(WHAT YOU SHOULD DO) The records below should be written out again, exactly.

****************************************

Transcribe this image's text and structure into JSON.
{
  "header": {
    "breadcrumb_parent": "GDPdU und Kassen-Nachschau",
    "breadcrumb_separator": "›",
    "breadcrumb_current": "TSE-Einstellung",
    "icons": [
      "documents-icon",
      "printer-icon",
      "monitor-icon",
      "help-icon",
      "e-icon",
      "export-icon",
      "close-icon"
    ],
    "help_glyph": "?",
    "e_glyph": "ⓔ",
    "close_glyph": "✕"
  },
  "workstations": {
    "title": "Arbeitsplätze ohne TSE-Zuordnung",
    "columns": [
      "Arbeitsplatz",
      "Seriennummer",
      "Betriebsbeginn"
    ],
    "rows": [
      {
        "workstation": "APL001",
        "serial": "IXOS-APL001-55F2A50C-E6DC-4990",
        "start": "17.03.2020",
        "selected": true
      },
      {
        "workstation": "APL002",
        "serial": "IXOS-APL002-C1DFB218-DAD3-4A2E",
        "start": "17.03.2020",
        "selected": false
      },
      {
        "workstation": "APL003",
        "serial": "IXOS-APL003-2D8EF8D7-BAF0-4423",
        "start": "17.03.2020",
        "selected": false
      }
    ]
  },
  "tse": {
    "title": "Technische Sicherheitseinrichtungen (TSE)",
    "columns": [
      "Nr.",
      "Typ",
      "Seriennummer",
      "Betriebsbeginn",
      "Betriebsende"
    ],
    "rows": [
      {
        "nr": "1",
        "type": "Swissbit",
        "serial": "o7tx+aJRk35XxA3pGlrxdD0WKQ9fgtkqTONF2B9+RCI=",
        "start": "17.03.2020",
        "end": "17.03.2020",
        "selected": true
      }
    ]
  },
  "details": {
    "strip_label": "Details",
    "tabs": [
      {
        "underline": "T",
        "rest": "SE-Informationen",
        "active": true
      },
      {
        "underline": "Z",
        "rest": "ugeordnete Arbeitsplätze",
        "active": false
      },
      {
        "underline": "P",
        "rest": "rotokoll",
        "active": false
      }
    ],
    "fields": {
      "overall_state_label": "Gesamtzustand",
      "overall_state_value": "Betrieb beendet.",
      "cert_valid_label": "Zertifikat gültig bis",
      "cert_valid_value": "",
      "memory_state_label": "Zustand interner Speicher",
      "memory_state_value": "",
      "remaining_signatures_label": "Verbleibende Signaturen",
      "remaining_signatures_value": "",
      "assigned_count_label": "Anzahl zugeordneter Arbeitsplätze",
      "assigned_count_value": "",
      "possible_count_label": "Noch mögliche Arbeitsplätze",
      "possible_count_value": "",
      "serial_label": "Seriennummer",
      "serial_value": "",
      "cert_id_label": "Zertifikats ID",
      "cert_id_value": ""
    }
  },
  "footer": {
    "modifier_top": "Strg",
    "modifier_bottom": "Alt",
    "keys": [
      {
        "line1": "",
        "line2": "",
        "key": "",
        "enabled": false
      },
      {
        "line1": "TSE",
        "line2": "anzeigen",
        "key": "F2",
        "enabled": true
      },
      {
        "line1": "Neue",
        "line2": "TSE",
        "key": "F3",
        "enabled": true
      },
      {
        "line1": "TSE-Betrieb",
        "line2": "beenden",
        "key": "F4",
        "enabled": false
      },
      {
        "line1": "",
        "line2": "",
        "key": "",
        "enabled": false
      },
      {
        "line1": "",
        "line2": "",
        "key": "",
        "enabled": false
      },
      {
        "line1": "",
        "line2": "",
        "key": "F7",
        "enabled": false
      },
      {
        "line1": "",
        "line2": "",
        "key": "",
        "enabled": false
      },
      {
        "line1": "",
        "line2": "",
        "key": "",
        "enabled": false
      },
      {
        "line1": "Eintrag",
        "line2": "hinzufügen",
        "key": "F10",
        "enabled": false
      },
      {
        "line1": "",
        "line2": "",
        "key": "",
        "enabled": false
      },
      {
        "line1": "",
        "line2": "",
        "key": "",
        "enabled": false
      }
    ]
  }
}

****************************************

(TASK SOLUTION)
Transcribe this image's text and structure into JSON.
{
  "header": {
    "breadcrumb_parent": "GDPdU und Kassen-Nachschau",
    "breadcrumb_separator": "›",
    "breadcrumb_current": "TSE-Einstellung",
    "icons": [
      "documents-icon",
      "printer-icon",
      "monitor-icon",
      "help-icon",
      "e-icon",
      "export-icon",
      "close-icon"
    ],
    "help_glyph": "?",
    "e_glyph": "ⓔ",
    "close_glyph": "✕"
  },
  "workstations": {
    "title": "Arbeitsplätze ohne TSE-Zuordnung",
    "columns": [
      "Arbeitsplatz",
      "Seriennummer",
      "Betriebsbeginn"
    ],
    "rows": [
      {
        "workstation": "APL001",
        "serial": "IXOS-APL001-55F2A50C-E6DC-4990",
        "start": "17.03.2020",
        "selected": true
      },
      {
        "workstation": "APL002",
        "serial": "IXOS-APL002-C1DFB218-DAD3-4A2E",
        "start": "17.03.2020",
        "selected": false
      },
      {
        "workstation": "APL003",
        "serial": "IXOS-APL003-2D8EF8D7-BAF0-4423",
        "start": "17.03.2020",
        "selected": false
      }
    ]
  },
  "tse": {
    "title": "Technische Sicherheitseinrichtungen (TSE)",
    "columns": [
      "Nr.",
      "Typ",
      "Seriennummer",
      "Betriebsbeginn",
      "Betriebsende"
    ],
    "rows": [
      {
        "nr": "1",
        "type": "Swissbit",
        "serial": "o7tx+aJRk35XxA3pGlrxdD0WKQ9fgtkqTONF2B9+RCI=",
        "start": "17.03.2020",
        "end": "17.03.2020",
        "selected": true
      }
    ]
  },
  "details": {
    "strip_label": "Details",
    "tabs": [
      {
        "underline": "T",
        "rest": "SE-Informationen",
        "active": true
      },
      {
        "underline": "Z",
        "rest": "ugeordnete Arbeitsplätze",
        "active": false
      },
      {
        "underline": "P",
        "rest": "rotokoll",
        "active": false
      }
    ],
    "fields": {
      "overall_state_label": "Gesamtzustand",
      "overall_state_value": "Betrieb beendet.",
      "cert_valid_label": "Zertifikat gültig bis",
      "cert_valid_value": "",
      "memory_state_label": "Zustand interner Speicher",
      "memory_state_value": "",
      "remaining_signatures_label": "Verbleibende Signaturen",
      "remaining_signatures_value": "",
      "assigned_count_label": "Anzahl zugeordneter Arbeitsplätze",
      "assigned_count_value": "",
      "possible_count_label": "Noch mögliche Arbeitsplätze",
      "possible_count_value": "",
      "serial_label": "Seriennummer",
      "serial_value": "",
      "cert_id_label": "Zertifikats ID",
      "cert_id_value": ""
    }
  },
  "footer": {
    "modifier_top": "Strg",
    "modifier_bottom": "Alt",
    "keys": [
      {
        "line1": "",
        "line2": "",
        "key": "",
        "enabled": false
      },
      {
        "line1": "TSE",
        "line2": "anzeigen",
        "key": "F2",
        "enabled": true
      },
      {
        "line1": "Neue",
        "line2": "TSE",
        "key": "F3",
        "enabled": true
      },
      {
        "line1": "TSE-Betrieb",
        "line2": "beenden",
        "key": "F4",
        "enabled": false
      },
      {
        "line1": "",
        "line2": "",
        "key": "",
        "enabled": false
      },
      {
        "line1": "",
        "line2": "",
        "key": "",
        "enabled": false
      },
      {
        "line1": "",
        "line2": "",
        "key": "F7",
        "enabled": false
      },
      {
        "line1": "",
        "line2": "",
        "key": "",
        "enabled": false
      },
      {
        "line1": "",
        "line2": "",
        "key": "",
        "enabled": false
      },
      {
        "line1": "Eintrag",
        "line2": "hinzufügen",
        "key": "F10",
        "enabled": false
      },
      {
        "line1": "",
        "line2": "",
        "key": "",
        "enabled": false
      },
      {
        "line1": "",
        "line2": "",
        "key": "",
        "enabled": false
      }
    ]
  }
}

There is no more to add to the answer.